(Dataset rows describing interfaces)
• • •

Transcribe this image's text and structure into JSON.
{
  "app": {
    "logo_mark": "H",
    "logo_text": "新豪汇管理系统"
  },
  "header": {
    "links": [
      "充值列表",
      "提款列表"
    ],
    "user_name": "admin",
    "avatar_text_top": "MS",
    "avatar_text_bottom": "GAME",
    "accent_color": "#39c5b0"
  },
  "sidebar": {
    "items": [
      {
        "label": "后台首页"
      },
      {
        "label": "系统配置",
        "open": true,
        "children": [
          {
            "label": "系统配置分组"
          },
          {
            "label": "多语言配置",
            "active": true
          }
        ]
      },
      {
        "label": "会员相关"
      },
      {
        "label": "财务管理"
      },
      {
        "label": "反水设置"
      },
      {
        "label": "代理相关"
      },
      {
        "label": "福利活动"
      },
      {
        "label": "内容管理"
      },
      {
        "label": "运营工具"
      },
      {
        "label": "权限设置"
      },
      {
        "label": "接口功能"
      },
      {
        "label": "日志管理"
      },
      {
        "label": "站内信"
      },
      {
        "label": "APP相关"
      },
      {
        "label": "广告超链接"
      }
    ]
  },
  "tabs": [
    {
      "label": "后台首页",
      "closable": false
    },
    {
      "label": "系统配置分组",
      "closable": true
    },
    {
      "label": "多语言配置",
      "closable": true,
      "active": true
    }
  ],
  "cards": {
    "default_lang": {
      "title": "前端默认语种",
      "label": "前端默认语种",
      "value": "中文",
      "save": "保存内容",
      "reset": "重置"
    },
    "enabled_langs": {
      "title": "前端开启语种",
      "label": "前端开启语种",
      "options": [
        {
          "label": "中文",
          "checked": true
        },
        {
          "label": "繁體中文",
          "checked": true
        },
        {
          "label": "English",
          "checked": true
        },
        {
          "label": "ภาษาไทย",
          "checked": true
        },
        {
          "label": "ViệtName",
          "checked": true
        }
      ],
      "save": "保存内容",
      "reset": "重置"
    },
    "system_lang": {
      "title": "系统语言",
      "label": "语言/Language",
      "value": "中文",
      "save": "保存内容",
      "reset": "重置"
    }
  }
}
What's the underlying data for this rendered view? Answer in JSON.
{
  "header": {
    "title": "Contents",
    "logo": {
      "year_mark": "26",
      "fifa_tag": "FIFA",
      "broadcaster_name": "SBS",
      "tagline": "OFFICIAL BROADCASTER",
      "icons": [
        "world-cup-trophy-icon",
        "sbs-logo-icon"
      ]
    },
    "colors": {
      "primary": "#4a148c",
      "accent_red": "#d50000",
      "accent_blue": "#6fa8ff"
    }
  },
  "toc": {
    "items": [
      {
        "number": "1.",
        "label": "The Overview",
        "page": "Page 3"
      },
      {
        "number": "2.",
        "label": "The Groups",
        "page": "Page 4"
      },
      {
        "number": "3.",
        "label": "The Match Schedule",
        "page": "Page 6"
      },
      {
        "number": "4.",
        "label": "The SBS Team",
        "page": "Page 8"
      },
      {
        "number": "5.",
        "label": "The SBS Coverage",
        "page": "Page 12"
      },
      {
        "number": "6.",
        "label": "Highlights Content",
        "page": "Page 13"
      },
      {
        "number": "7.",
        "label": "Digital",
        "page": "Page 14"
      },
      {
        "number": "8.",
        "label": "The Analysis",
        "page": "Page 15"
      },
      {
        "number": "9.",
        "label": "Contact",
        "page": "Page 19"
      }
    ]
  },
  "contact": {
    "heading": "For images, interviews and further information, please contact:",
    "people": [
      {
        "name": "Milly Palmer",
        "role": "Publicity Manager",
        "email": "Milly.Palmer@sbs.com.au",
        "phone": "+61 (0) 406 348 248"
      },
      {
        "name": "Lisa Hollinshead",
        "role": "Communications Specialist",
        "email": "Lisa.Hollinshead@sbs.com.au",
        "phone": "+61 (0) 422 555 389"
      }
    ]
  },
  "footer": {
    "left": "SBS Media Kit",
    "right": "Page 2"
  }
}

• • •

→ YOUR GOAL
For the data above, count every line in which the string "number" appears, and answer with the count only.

→ WRITTEN ANSWER
9